- _YOUR INSTRUCTIONS_:
What follows is a listing; restate every line of it word for word.

- _RECORD EXTRACTS_:
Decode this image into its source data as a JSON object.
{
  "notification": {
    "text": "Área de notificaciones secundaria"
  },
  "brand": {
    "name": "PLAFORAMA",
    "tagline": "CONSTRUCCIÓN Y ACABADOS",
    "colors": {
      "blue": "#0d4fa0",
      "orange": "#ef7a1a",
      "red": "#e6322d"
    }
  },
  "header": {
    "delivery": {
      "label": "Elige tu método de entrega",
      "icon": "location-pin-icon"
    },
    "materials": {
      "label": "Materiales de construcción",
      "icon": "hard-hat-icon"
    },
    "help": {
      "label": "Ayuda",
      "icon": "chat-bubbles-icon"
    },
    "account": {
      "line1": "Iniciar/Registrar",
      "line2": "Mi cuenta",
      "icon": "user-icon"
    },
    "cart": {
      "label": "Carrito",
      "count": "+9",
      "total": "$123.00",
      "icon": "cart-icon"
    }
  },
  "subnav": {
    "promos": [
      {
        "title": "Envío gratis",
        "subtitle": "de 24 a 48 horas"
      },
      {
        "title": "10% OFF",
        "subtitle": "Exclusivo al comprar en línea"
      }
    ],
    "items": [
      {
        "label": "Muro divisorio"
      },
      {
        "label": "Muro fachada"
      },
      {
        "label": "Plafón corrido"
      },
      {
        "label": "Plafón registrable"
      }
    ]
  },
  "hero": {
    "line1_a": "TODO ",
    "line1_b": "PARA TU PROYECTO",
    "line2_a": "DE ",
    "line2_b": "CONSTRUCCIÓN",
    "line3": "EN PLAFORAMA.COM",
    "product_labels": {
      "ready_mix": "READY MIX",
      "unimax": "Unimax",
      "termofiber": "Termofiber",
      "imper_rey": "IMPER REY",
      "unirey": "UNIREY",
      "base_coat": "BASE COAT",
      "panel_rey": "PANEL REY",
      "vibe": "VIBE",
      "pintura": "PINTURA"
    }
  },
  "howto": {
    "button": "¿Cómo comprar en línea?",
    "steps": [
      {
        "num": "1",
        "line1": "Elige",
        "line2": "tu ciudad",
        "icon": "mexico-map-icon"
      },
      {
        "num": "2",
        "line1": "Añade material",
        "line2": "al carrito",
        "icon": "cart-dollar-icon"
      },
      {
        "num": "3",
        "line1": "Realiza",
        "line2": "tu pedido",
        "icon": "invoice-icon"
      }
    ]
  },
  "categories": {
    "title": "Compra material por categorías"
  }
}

- _RESPONSE TO THE EXERCISE_:
Decode this image into its source data as a JSON object.
{
  "notification": {
    "text": "Área de notificaciones secundaria"
  },
  "brand": {
    "name": "PLAFORAMA",
    "tagline": "CONSTRUCCIÓN Y ACABADOS",
    "colors": {
      "blue": "#0d4fa0",
      "orange": "#ef7a1a",
      "red": "#e6322d"
    }
  },
  "header": {
    "delivery": {
      "label": "Elige tu método de entrega",
      "icon": "location-pin-icon"
    },
    "materials": {
      "label": "Materiales de construcción",
      "icon": "hard-hat-icon"
    },
    "help": {
      "label": "Ayuda",
      "icon": "chat-bubbles-icon"
    },
    "account": {
      "line1": "Iniciar/Registrar",
      "line2": "Mi cuenta",
      "icon": "user-icon"
    },
    "cart": {
      "label": "Carrito",
      "count": "+9",
      "total": "$123.00",
      "icon": "cart-icon"
    }
  },
  "subnav": {
    "promos": [
      {
        "title": "Envío gratis",
        "subtitle": "de 24 a 48 horas"
      },
      {
        "title": "10% OFF",
        "subtitle": "Exclusivo al comprar en línea"
      }
    ],
    "items": [
      {
        "label": "Muro divisorio"
      },
      {
        "label": "Muro fachada"
      },
      {
        "label": "Plafón corrido"
      },
      {
        "label": "Plafón registrable"
      }
    ]
  },
  "hero": {
    "line1_a": "TODO ",
    "line1_b": "PARA TU PROYECTO",
    "line2_a": "DE ",
    "line2_b": "CONSTRUCCIÓN",
    "line3": "EN PLAFORAMA.COM",
    "product_labels": {
      "ready_mix": "READY MIX",
      "unimax": "Unimax",
      "termofiber": "Termofiber",
      "imper_rey": "IMPER REY",
      "unirey": "UNIREY",
      "base_coat": "BASE COAT",
      "panel_rey": "PANEL REY",
      "vibe": "VIBE",
      "pintura": "PINTURA"
    }
  },
  "howto": {
    "button": "¿Cómo comprar en línea?",
    "steps": [
      {
        "num": "1",
        "line1": "Elige",
        "line2": "tu ciudad",
        "icon": "mexico-map-icon"
      },
      {
        "num": "2",
        "line1": "Añade material",
        "line2": "al carrito",
        "icon": "cart-dollar-icon"
      },
      {
        "num": "3",
        "line1": "Realiza",
        "line2": "tu pedido",
        "icon": "invoice-icon"
      }
    ]
  },
  "categories": {
    "title": "Compra material por categorías"
  }
}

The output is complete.